[ACTIVITY]:
Where the string "prices" occurs in a line of the data below, that line should be copied.

[EXERCISE MATERIAL]:
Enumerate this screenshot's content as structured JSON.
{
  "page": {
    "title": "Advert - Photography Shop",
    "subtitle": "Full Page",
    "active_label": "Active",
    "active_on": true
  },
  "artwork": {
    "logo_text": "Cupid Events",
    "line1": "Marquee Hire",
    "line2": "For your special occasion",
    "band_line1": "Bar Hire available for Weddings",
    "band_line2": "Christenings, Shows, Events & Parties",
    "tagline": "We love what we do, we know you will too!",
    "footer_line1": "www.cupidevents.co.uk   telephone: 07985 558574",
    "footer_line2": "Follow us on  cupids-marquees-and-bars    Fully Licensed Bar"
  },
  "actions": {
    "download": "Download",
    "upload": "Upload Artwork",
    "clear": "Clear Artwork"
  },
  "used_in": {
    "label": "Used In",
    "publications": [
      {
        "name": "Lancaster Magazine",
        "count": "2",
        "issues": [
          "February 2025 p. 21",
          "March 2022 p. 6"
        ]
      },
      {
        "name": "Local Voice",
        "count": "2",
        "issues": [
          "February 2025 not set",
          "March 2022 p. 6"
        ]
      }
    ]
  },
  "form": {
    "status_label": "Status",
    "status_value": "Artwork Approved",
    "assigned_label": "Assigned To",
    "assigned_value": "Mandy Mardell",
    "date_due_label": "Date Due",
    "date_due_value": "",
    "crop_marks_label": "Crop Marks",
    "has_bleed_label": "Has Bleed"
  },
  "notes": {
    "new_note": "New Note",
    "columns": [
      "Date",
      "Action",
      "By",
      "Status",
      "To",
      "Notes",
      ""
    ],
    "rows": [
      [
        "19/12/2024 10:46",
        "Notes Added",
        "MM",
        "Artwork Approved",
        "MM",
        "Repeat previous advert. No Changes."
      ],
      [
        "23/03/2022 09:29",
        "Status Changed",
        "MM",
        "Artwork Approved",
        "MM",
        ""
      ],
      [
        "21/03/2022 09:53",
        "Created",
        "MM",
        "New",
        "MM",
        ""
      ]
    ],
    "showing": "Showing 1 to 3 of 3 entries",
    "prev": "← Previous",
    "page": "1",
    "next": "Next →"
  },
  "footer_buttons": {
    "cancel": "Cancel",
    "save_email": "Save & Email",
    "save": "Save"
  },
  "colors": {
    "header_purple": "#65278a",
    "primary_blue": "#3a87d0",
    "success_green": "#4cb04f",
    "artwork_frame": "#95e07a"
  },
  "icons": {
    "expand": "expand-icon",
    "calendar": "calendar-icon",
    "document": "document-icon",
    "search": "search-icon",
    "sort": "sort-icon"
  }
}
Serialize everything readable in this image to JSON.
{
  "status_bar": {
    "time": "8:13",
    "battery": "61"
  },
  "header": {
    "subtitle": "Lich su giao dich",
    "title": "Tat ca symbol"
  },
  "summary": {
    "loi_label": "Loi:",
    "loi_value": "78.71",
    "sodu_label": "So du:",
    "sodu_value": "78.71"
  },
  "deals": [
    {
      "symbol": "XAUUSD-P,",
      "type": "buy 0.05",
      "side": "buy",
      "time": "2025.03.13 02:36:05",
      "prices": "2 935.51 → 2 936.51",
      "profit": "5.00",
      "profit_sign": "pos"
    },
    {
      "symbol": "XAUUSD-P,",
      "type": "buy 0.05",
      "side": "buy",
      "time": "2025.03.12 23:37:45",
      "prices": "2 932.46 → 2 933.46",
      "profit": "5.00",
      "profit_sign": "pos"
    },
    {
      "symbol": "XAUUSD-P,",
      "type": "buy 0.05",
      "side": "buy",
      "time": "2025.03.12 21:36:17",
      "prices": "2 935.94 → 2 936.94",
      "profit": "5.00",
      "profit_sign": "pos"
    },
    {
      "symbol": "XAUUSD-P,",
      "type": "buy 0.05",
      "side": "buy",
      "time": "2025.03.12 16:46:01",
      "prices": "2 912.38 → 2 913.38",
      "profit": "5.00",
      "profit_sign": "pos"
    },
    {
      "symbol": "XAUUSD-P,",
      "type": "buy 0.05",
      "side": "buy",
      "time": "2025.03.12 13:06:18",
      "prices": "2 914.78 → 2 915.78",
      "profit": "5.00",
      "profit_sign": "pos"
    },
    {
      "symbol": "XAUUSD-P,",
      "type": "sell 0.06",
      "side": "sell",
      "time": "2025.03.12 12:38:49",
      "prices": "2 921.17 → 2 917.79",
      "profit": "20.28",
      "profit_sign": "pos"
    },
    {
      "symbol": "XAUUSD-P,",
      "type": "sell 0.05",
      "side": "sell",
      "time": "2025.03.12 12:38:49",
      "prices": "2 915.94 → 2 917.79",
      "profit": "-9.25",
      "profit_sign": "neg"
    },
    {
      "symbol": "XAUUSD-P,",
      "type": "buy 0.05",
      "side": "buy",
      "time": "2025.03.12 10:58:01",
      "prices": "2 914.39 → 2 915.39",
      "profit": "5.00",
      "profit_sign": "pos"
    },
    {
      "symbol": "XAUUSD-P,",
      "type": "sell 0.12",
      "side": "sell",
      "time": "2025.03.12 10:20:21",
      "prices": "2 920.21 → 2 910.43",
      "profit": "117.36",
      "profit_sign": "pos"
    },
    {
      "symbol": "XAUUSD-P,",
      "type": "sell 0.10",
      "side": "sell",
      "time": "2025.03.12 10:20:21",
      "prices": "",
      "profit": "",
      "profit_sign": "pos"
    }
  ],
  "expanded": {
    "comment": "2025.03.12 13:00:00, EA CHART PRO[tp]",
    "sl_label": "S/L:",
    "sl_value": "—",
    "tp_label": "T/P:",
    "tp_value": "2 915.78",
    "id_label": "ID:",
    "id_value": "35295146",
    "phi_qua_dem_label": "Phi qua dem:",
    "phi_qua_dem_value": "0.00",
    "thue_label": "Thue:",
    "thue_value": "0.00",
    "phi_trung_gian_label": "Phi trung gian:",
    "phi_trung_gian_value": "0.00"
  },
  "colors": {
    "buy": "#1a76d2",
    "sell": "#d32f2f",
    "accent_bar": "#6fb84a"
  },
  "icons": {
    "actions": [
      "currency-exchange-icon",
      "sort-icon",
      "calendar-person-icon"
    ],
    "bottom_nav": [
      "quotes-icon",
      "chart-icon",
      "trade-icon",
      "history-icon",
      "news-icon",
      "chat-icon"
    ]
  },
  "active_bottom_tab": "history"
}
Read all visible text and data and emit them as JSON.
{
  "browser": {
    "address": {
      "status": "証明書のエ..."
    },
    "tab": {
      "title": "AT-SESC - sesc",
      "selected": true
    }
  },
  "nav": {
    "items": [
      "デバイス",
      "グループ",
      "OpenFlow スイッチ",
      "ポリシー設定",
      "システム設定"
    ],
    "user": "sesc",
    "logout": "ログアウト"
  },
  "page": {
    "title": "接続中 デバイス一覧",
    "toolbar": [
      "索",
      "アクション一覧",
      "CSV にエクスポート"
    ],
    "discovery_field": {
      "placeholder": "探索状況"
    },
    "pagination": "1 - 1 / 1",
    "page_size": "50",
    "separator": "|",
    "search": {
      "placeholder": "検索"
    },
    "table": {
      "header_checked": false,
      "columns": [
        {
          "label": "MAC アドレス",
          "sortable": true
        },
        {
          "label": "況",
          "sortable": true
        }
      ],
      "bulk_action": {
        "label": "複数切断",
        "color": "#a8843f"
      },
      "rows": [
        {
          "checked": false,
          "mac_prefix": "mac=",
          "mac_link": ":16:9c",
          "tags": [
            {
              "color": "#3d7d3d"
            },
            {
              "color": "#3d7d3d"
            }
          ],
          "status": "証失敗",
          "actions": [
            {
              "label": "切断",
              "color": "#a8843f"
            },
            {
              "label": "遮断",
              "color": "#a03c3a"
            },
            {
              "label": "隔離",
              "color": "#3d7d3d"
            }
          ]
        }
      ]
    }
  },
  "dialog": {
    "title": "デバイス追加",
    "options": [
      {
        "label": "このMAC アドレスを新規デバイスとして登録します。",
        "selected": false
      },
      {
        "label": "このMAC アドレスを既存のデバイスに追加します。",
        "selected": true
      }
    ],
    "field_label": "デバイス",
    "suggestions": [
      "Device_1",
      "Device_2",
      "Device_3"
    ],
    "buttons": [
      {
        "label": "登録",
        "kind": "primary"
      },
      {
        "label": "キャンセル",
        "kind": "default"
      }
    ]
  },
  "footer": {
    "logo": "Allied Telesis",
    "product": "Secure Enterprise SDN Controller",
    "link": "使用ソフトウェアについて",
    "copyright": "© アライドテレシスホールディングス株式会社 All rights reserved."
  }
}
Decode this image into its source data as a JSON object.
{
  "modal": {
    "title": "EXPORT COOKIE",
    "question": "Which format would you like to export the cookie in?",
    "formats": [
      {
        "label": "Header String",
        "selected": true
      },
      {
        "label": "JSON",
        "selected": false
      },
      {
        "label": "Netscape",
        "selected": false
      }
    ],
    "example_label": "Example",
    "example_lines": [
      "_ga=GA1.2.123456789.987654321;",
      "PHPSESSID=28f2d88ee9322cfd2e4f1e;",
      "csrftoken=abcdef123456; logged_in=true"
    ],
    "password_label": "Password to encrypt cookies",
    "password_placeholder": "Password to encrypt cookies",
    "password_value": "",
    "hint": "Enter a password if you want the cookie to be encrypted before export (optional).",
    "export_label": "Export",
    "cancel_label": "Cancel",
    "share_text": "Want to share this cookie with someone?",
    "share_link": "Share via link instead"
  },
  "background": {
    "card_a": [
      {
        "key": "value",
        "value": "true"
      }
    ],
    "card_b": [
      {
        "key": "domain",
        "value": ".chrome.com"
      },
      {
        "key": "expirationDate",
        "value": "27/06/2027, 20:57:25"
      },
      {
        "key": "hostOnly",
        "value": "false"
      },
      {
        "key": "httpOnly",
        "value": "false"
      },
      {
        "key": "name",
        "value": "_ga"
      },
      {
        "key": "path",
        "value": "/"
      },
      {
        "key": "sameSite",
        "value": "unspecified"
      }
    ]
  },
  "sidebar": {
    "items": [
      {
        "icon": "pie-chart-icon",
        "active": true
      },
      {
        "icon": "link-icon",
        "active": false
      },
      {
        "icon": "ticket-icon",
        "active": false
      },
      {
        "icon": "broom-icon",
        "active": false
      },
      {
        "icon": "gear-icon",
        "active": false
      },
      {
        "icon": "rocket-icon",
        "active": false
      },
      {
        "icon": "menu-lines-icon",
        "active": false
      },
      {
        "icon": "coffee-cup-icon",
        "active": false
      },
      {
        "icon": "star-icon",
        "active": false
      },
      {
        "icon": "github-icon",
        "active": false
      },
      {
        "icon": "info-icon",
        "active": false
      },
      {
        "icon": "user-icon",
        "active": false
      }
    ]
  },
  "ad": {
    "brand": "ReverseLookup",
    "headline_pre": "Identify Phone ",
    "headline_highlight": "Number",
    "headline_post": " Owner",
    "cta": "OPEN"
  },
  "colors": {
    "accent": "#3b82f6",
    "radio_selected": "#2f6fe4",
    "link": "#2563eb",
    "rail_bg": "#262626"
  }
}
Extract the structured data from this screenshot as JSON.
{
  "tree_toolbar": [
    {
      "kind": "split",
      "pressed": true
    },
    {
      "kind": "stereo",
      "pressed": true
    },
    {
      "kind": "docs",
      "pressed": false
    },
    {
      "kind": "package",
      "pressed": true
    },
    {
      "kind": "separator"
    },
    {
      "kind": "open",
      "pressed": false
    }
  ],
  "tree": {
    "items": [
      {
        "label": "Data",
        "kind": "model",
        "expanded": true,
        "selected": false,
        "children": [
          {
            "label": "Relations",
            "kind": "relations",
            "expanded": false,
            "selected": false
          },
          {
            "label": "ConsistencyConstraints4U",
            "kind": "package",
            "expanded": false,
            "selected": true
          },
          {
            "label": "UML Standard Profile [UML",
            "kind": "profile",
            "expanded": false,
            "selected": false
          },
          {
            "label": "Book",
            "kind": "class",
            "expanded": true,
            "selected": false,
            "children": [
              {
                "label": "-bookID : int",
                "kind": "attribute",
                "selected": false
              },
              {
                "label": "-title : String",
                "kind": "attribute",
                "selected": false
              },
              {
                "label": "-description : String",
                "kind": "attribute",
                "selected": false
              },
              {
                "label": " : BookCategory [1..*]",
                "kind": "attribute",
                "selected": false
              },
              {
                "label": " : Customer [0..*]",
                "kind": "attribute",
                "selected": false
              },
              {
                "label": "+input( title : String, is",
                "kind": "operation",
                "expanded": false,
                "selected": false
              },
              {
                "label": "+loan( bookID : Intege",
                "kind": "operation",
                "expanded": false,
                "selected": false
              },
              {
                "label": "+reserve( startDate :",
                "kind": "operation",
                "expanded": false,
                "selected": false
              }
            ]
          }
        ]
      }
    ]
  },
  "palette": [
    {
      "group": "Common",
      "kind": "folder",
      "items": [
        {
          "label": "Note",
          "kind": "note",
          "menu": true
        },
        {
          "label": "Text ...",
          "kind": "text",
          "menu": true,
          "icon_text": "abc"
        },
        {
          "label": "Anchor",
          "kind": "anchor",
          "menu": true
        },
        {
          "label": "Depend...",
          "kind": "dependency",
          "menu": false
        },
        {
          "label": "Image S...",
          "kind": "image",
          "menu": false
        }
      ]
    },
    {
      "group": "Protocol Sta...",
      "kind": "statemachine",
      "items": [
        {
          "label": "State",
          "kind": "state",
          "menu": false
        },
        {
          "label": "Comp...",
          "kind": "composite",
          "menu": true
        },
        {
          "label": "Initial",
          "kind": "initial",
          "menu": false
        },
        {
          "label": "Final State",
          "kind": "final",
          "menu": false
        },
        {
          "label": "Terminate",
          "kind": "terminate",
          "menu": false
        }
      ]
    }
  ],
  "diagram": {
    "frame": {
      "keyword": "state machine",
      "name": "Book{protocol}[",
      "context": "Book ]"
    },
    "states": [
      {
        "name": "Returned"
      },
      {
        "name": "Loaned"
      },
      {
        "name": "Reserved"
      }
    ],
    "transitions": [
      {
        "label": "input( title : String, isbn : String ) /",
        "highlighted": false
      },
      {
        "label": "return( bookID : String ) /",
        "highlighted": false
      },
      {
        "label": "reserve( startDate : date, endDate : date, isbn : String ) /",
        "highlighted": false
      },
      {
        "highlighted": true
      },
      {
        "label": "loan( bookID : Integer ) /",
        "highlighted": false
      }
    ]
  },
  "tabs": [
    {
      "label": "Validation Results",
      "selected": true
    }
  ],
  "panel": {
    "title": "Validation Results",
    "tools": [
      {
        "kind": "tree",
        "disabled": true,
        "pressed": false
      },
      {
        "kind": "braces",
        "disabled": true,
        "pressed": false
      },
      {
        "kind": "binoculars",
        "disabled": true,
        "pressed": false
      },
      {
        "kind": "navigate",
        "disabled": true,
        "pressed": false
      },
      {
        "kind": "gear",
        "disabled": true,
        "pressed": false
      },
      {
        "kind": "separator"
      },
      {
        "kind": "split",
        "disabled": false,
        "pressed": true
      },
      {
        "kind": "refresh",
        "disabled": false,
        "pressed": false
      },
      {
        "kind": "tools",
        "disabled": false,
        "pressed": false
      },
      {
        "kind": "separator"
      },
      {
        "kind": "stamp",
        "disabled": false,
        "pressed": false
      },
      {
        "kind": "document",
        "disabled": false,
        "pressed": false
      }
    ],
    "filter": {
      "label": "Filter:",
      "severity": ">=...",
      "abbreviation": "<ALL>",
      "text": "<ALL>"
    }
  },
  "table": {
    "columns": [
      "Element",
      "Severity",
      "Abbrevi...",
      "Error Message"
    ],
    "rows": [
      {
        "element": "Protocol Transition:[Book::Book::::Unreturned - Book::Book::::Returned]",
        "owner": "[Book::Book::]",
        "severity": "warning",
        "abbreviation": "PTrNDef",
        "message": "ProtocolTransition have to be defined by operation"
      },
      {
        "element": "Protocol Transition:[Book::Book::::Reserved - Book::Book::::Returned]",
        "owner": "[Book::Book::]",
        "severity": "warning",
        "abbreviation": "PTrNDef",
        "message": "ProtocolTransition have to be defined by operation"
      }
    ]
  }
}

[RESULT OF THE TASK]:
      "prices": "2 935.51 → 2 936.51",
      "prices": "2 932.46 → 2 933.46",
      "prices": "2 935.94 → 2 936.94",
      "prices": "2 912.38 → 2 913.38",
      "prices": "2 914.78 → 2 915.78",
      "prices": "2 921.17 → 2 917.79",
      "prices": "2 915.94 → 2 917.79",
      "prices": "2 914.39 → 2 915.39",
      "prices": "2 920.21 → 2 910.43",
      "prices": "",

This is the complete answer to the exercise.